──────── Records for this exercise ────────

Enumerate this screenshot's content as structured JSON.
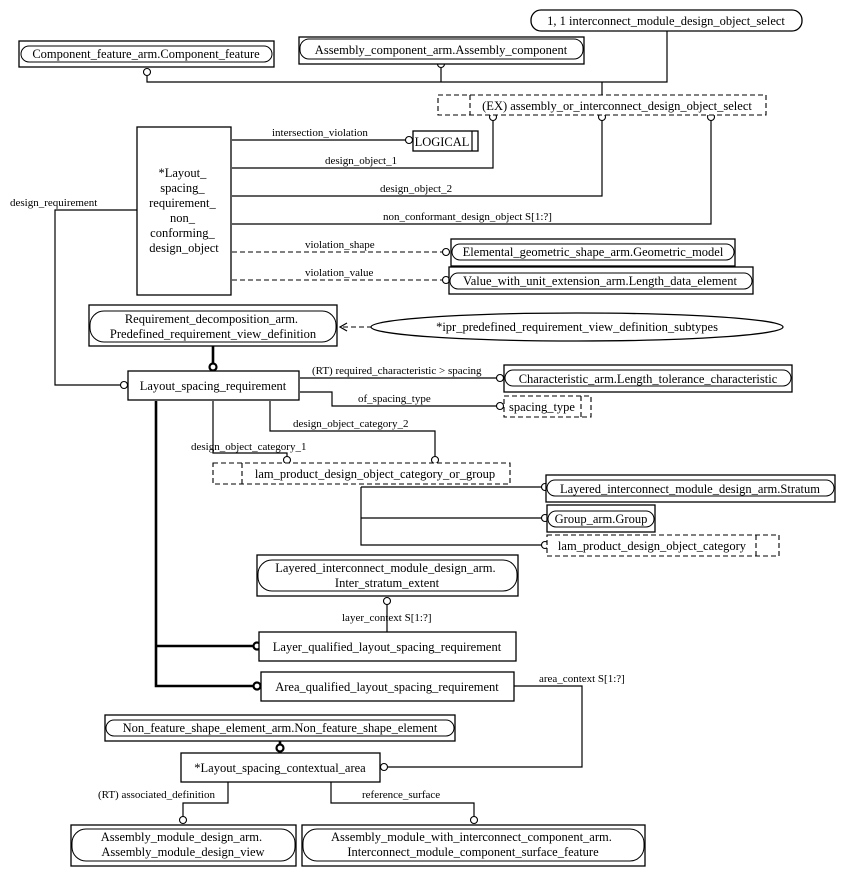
{
  "diagram": {
    "type": "EXPRESS-G schema diagram",
    "entities": {
      "component_feature": "Component_feature_arm.Component_feature",
      "assembly_component": "Assembly_component_arm.Assembly_component",
      "interconnect_select": "1, 1 interconnect_module_design_object_select",
      "assembly_or_interconnect_select": "(EX) assembly_or_interconnect_design_object_select",
      "logical": "LOGICAL",
      "non_conforming_lines": [
        "*Layout_",
        "spacing_",
        "requirement_",
        "non_",
        "conforming_",
        "design_object"
      ],
      "geometric_model": "Elemental_geometric_shape_arm.Geometric_model",
      "length_data_element": "Value_with_unit_extension_arm.Length_data_element",
      "predefined_view_lines": [
        "Requirement_decomposition_arm.",
        "Predefined_requirement_view_definition"
      ],
      "ipr_subtypes": "*ipr_predefined_requirement_view_definition_subtypes",
      "layout_spacing_requirement": "Layout_spacing_requirement",
      "length_tolerance": "Characteristic_arm.Length_tolerance_characteristic",
      "spacing_type": "spacing_type",
      "category_or_group": "lam_product_design_object_category_or_group",
      "stratum": "Layered_interconnect_module_design_arm.Stratum",
      "group": "Group_arm.Group",
      "category": "lam_product_design_object_category",
      "inter_stratum_lines": [
        "Layered_interconnect_module_design_arm.",
        "Inter_stratum_extent"
      ],
      "layer_qualified": "Layer_qualified_layout_spacing_requirement",
      "area_qualified": "Area_qualified_layout_spacing_requirement",
      "non_feature_shape": "Non_feature_shape_element_arm.Non_feature_shape_element",
      "contextual_area": "*Layout_spacing_contextual_area",
      "assembly_view_lines": [
        "Assembly_module_design_arm.",
        "Assembly_module_design_view"
      ],
      "surface_feature_lines": [
        "Assembly_module_with_interconnect_component_arm.",
        "Interconnect_module_component_surface_feature"
      ]
    },
    "relations": {
      "intersection_violation": "intersection_violation",
      "design_object_1": "design_object_1",
      "design_object_2": "design_object_2",
      "non_conformant_design_object": "non_conformant_design_object S[1:?]",
      "violation_shape": "violation_shape",
      "violation_value": "violation_value",
      "design_requirement": "design_requirement",
      "required_characteristic": "(RT) required_characteristic > spacing",
      "of_spacing_type": "of_spacing_type",
      "design_object_category_2": "design_object_category_2",
      "design_object_category_1": "design_object_category_1",
      "layer_context": "layer_context S[1:?]",
      "area_context": "area_context S[1:?]",
      "associated_definition": "(RT) associated_definition",
      "reference_surface": "reference_surface"
    }
  }
}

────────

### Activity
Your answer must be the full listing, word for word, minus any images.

### Task result
Enumerate this screenshot's content as structured JSON.
{
  "diagram": {
    "type": "EXPRESS-G schema diagram",
    "entities": {
      "component_feature": "Component_feature_arm.Component_feature",
      "assembly_component": "Assembly_component_arm.Assembly_component",
      "interconnect_select": "1, 1 interconnect_module_design_object_select",
      "assembly_or_interconnect_select": "(EX) assembly_or_interconnect_design_object_select",
      "logical": "LOGICAL",
      "non_conforming_lines": [
        "*Layout_",
        "spacing_",
        "requirement_",
        "non_",
        "conforming_",
        "design_object"
      ],
      "geometric_model": "Elemental_geometric_shape_arm.Geometric_model",
      "length_data_element": "Value_with_unit_extension_arm.Length_data_element",
      "predefined_view_lines": [
        "Requirement_decomposition_arm.",
        "Predefined_requirement_view_definition"
      ],
      "ipr_subtypes": "*ipr_predefined_requirement_view_definition_subtypes",
      "layout_spacing_requirement": "Layout_spacing_requirement",
      "length_tolerance": "Characteristic_arm.Length_tolerance_characteristic",
      "spacing_type": "spacing_type",
      "category_or_group": "lam_product_design_object_category_or_group",
      "stratum": "Layered_interconnect_module_design_arm.Stratum",
      "group": "Group_arm.Group",
      "category": "lam_product_design_object_category",
      "inter_stratum_lines": [
        "Layered_interconnect_module_design_arm.",
        "Inter_stratum_extent"
      ],
      "layer_qualified": "Layer_qualified_layout_spacing_requirement",
      "area_qualified": "Area_qualified_layout_spacing_requirement",
      "non_feature_shape": "Non_feature_shape_element_arm.Non_feature_shape_element",
      "contextual_area": "*Layout_spacing_contextual_area",
      "assembly_view_lines": [
        "Assembly_module_design_arm.",
        "Assembly_module_design_view"
      ],
      "surface_feature_lines": [
        "Assembly_module_with_interconnect_component_arm.",
        "Interconnect_module_component_surface_feature"
      ]
    },
    "relations": {
      "intersection_violation": "intersection_violation",
      "design_object_1": "design_object_1",
      "design_object_2": "design_object_2",
      "non_conformant_design_object": "non_conformant_design_object S[1:?]",
      "violation_shape": "violation_shape",
      "violation_value": "violation_value",
      "design_requirement": "design_requirement",
      "required_characteristic": "(RT) required_characteristic > spacing",
      "of_spacing_type": "of_spacing_type",
      "design_object_category_2": "design_object_category_2",
      "design_object_category_1": "design_object_category_1",
      "layer_context": "layer_context S[1:?]",
      "area_context": "area_context S[1:?]",
      "associated_definition": "(RT) associated_definition",
      "reference_surface": "reference_surface"
    }
  }
}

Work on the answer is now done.